- In 2010, Sam’s Club collected 236,000 gallons of grease, with 611,000 pounds recycled into biofuels (enough to power 18 semi trucks for 1 year) and 1.2 million pounds recycled into animal feed (equivalent to feeding more than 5,000 chickens for one year).
- The grease trap required traditionally held 2,500 gallons. However, according to Sam's Club, because of this program, the trap has been reduced to only 1,500 gallons.
There are about 250,000 people a day who pass through Stockholm Central Station. They in themselves generate a bit of heat. But they also do a lot of activities. They buy food, they buy drinks, they buy newspapers and they buy books. All this energy generates an enormous amount of heat. So why shouldn't we use this heat. It's there. If we don't use it then it will just be ventilated away to no avail. -- Klas Johnasson, one of the system's creators and head of Jernhusen's environmental divisionThe commuters in the train station aren't left out in the cold to warm the office dwellers across the street. What happens is Central Station is heated appropriately, and then heat exchangers in the ventilation system convert excess body heat into hot water, which is then pumped into the office's heating system. This isn't the first instance of body heat harvest, but it is the first to figure out how to transfer energy to a different location. Can you imagine how much clean, renewable energy could be generated by the sofa-slipcover-seeking hoards of the 316 Ikea stores worldwide? Sounds like a match made in Sweden.

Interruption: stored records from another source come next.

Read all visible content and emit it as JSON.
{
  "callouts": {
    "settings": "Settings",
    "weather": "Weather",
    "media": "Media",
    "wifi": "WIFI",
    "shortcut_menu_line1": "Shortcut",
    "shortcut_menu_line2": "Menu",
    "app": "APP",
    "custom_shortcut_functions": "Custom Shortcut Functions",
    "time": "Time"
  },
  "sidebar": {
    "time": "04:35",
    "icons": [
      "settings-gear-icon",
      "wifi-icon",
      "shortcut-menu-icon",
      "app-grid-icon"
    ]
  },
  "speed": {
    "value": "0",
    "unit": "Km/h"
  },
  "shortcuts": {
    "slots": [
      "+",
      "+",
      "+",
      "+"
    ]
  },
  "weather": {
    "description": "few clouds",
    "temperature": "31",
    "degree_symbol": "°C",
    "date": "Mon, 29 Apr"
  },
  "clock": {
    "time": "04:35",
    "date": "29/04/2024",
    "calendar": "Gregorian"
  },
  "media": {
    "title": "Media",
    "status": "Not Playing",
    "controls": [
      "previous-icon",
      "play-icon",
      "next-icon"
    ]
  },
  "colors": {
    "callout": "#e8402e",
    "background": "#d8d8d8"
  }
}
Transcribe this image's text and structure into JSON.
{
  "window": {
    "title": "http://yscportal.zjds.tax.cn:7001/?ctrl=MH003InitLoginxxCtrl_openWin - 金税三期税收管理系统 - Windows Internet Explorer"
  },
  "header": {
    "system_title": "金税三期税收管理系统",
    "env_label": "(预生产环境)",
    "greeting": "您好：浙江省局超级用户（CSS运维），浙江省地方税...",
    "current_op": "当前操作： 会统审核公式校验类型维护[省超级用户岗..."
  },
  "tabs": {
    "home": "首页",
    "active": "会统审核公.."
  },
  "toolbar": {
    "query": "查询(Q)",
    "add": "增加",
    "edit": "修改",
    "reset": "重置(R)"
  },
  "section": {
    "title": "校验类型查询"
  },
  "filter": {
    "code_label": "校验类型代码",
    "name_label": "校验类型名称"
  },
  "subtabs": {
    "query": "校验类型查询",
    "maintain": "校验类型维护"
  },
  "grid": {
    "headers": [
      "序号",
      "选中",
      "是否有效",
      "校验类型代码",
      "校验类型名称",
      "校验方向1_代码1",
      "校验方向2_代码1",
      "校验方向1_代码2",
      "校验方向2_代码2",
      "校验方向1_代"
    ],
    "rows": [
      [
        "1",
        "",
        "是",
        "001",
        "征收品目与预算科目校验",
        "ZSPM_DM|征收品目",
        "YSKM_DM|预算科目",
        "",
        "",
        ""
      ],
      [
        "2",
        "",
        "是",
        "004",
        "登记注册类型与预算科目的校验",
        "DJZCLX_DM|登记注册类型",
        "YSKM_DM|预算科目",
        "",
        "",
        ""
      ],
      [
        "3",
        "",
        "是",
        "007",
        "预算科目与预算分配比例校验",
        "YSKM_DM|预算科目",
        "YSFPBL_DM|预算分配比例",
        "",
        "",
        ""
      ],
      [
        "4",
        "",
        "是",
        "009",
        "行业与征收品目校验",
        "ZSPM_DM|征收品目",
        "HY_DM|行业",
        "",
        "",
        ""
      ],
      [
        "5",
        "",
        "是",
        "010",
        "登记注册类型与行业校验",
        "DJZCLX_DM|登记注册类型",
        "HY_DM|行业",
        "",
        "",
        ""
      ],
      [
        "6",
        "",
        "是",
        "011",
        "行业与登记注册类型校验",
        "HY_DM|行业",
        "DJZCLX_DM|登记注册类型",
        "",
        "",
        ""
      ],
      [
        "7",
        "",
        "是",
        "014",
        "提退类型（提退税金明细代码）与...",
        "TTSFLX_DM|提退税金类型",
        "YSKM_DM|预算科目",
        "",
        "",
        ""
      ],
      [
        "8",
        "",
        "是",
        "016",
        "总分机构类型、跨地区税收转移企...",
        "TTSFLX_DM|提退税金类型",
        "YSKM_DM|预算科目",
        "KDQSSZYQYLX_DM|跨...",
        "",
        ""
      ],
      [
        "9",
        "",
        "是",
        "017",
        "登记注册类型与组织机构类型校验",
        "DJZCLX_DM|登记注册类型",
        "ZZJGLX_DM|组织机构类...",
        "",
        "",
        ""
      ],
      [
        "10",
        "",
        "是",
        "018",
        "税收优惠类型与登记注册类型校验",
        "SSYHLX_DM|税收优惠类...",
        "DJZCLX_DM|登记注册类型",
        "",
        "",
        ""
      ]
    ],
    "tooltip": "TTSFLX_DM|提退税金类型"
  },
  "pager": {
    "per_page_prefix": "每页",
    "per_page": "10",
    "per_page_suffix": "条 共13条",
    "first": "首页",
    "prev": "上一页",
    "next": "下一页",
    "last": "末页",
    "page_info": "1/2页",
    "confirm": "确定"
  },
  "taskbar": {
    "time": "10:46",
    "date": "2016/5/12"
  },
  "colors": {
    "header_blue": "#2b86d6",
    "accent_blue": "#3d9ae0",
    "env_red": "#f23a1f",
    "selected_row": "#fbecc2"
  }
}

The EPA’s regulation only applies to mobile sources, not stationary sources like power plants. Thus—and here is the kicker—until the EPA actually starts regulating all sources of carbon dioxide, the Court said that it can’t really determine whether or not displacement has occurred. This holding is potentially significant, because it can put polluters in a real bind. Their normal strategy is to tie up new regulations in the courts for several years—maybe until they can get a more friendly administration. But now, the Second Circuit has told them that the only way to get rid of the public nuisance lawsuit is to let those regulations go into effect. The judges have told the power companies to choose their poison.The Supreme Court is scheduled to hear the appeal in March 2011.

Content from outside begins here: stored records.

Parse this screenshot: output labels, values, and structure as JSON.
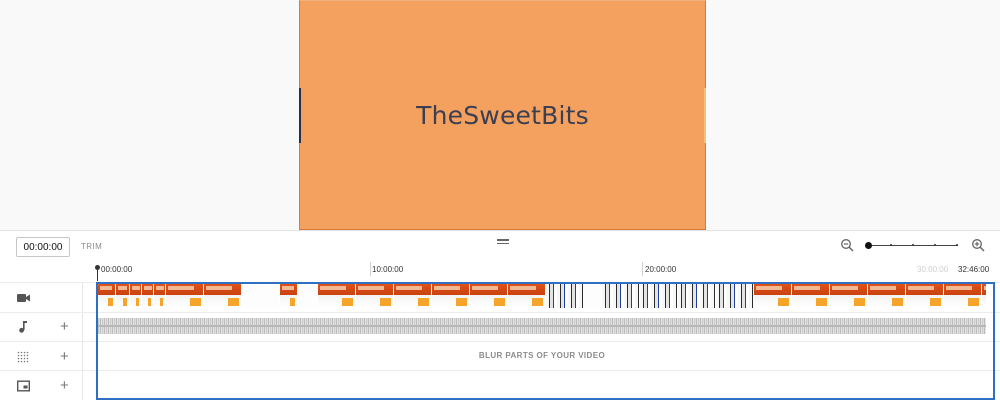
{
  "preview": {
    "title_text": "TheSweetBits",
    "colors": {
      "frame": "#f4a15f",
      "text": "#3b3f52"
    }
  },
  "editor": {
    "timecode": "00:00:00",
    "trim_label": "TRIM",
    "icons": {
      "drag_handle": "drag-handle-icon",
      "zoom_out": "zoom-out-icon",
      "zoom_in": "zoom-in-icon"
    }
  },
  "ruler": {
    "labels": [
      "00:00:00",
      "10:00:00",
      "20:00:00",
      "30:00:00",
      "32:46:00"
    ]
  },
  "tracks": {
    "video": {
      "icon": "video-camera-icon"
    },
    "audio": {
      "icon": "music-note-icon",
      "add": "+"
    },
    "blur": {
      "icon": "blur-grid-icon",
      "add": "+",
      "label": "BLUR PARTS OF YOUR VIDEO"
    },
    "endscreen": {
      "icon": "end-screen-icon",
      "add": "+"
    }
  },
  "accent_color": "#2e6fc2"
}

It’s easy to forget that each time we turn on a light, we are contributing to the ecological damage caused by the coal that generates electricity in this country. The Last Mountain gives us plenty of reasons to remember. Contaminated air, soil, and water; coal dust, cancer clusters, and toxic sludge are all by-products of this widespread energy source. Focusing on the devastating effects of mountaintop coal removal in West Virginia’s Coal River Valley, filmmaker Bill Haney illustrates the way residents and activists are standing up to the industry and major employer that is so deeply embedded in the region. With strong support from Bobby Kennedy Jr. and grassroots organizations, awareness is rising in the battle over Appalachian mountaintop mining. Forces are aligning to prevent coal removal on Coal River Mountain and preserve the region’s precious natural resources. Superb storytelling and exquisite photography combine to remind us that this environmental calamity impacts us all.If a Tree Falls: A Story of the Earth Liberation Front http://www.youtube.com/watch?v=jDBb1F2tiNs
Marshall Curry’s documentary tells a timely story of political action and environmental beliefs at loggerheads. His reconstruction of the recent history and unraveling of the Earth Liberation Front (ELF) is a fascinating exploration of a modern revolutionary movement and its efficacy. Fusing fervent concerns about ecological imbalance and capitalism run amok, ELF members and sleeper cells employed economic sabotage by destroying facilities involved in deforestation to remove the profit potential from companies wreaking environmental destruction. Focusing on Oregon-based activist Daniel McGowan, Curry relates the tale of a mild-mannered, middle-class citizen driven to extremes and brought to trial on charges of terrorism for his participation in ELF-related arson plots. Detailing activists’ past disillusionment with public protest—and the police brutality and inertia that often followed—the film poses difficult questions about the possibility of effecting change from either within or without the system and examines the changed stakes for revolutionaries today in a world fixated on branding all dissenters as terrorists.
Carbonfund.org supports domestic and international renewable energy, energy efficiency and reforestation projects that reduce carbon dioxide emissions. All of their projects meet the highest standards and are third-party validated to ensure every donation is making a positive impact. By playing Trash Tycoon, users are supporting clean technology and reduction projects that drive investment and innovation, and hasten the market transformation to a low carbon future.Carbonfund.org and Guerillapps hope Trash Tycoon can harness the power of Social Networking games to help teach consumers about the environment and resource conservation, and, with the use of in-game campaigns featuring social goods, rally players together to help in the fight against climate change by contributing to carbon offset projects while enjoying game play. Trash Tycoon was created by GUERILLAPPS, a company building online social games that tie in with real-world brands and activities. “With the help of Carbonfund.org, we are able to gamify charity donation, make it fun and give back to the environment,” said Raviv Turner, Co-Founder & CEO of Guerillapps.